Where Do Frogs Sleep in a Pond?
Frogs enjoy the water, so most of them are found in ponds. The best place for a frog to sleep is on top of the water’s surface, where it can breathe easily and keep an eye out for predators or prey. Most frogs tend to rest with their eyes open throughout the day but close them at night.
So, where exactly do frogs sleep in the pond? The position depends on the species of the frog and the season. For instance, aquatic frogs hibernate deep under the water during winter. However, it’s not uncommon to find aquatic frogs at the surface of the pond during other seasons.
Some frogs sleep on rocks, leaves, and branches of trees close to the pond’s surface. They prefer sleeping in groups as it is safer this way; they can watch for predators. Some frogs will even build their own nests above water or under fallen logs.
However, generally, most frogs will enter the pond at some point. You see, frogs need to stay moist at all times. If they don’t get enough water in their bodies, they can lose much of it through breathing as it can evaporate too quickly when not submerged in water.
Do Frogs Sleep In Trees?
There are over 800 species of tree frogs. However, not all tree frogs live in trees. These amphibians are united by one feature —the last bone in their toes (known as the terminal phalanx) is shaped like a claw. These frogs also have toe pads, which help them climb, and most have skeletal structures in their toes.

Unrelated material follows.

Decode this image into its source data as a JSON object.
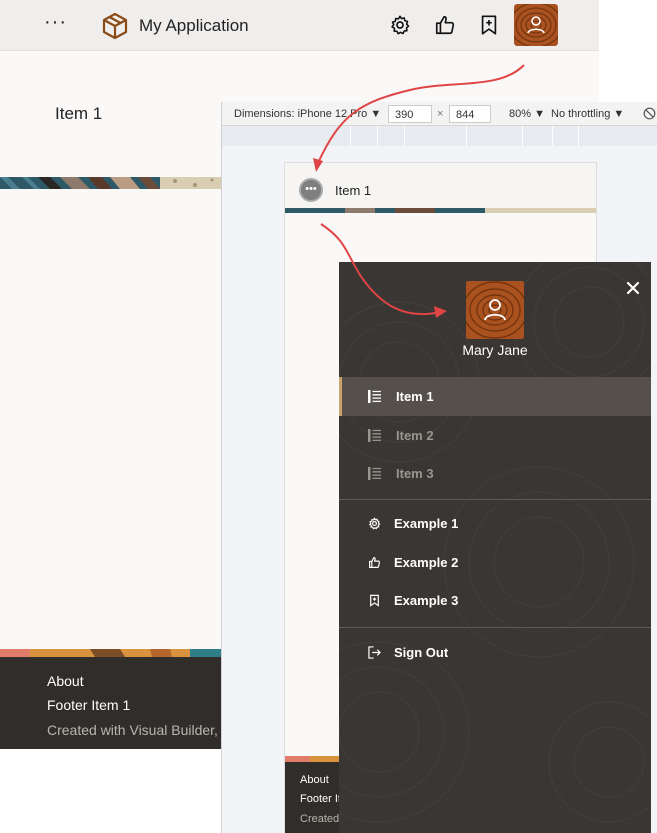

Tree frogs can be of any color. However, the majority of species found in the US are grey, green, or brown. Some, like the squirrel tree frog, are chameleon-like in the sense that they can change color.
These frogs can also grow to be a range of sizes. However, most arboreal species don’t grow too big because their diet mainly includes leaves and slender branches.
You can find tree frogs on all continents except Antarctica. However, they’re most diverse in the tropics of the Western Hemisphere. There are about 30 species of tree frogs in the US, and over 600 can be found in South and Central America. Most of these frogs are arboreal, meaning that they live in trees. They vary quite a lot between different species, but most are green or brown with darker spots and stripes to help them blend into the leaves on their home tree branches.
Tree frogs have specialized feet that adhere well to surfaces like smooth rocks or branches. This helps them climb around in search of food and to escape from predators.
Do Frogs Sleep Through the Winter?
Like all amphibians, frogs are ectothermic. This means that their bodies can’t regulate their own temperatures, so they have to get the energy somewhere else.
During winter, the temperatures are low, and the frogs head to their winter hibernation spot, which is usually under rocks or logs. They enter a state of torpor where they slow down all bodily processes, including breathing and circulation.
Frogs choose an area where they won’t be disturbed by other animals, and they’ll remain buffered against the extreme cold temperatures. You see, if the frog loses too much water, it will freeze and die. Therefore, it’s crucial that the area is moist and has no freezing temperatures to survive the cold months undisturbed.
Most adult frogs spend winter in ponds or lakes with deep water that doesn’t freeze solid. If the pond ices over, they can survive by staying in their mud burrows below the frost line.
Hibernation ends when the temperatures start to rise again. At this point, the frogs leave their winter homes to look for food and potential mates. They’re very hungry, so they’ll eat anything available, including insects and other small animals.
There you have it; everything you need to know about frogs’ sleep patterns and the impact of a changing climate on their lives. As we’ve mentioned, frogs sleep, but their type of sleep is different from humans’. However, you ought to remember that frogs behave differently depending on the species and the climate conditions they live in.
Therefore, if you’re studying a specific species, be sure to research the frog in its natural habitat and the sleep patterns and behavior that are unique to it. Most importantly, remember to enjoy the frog’s antics!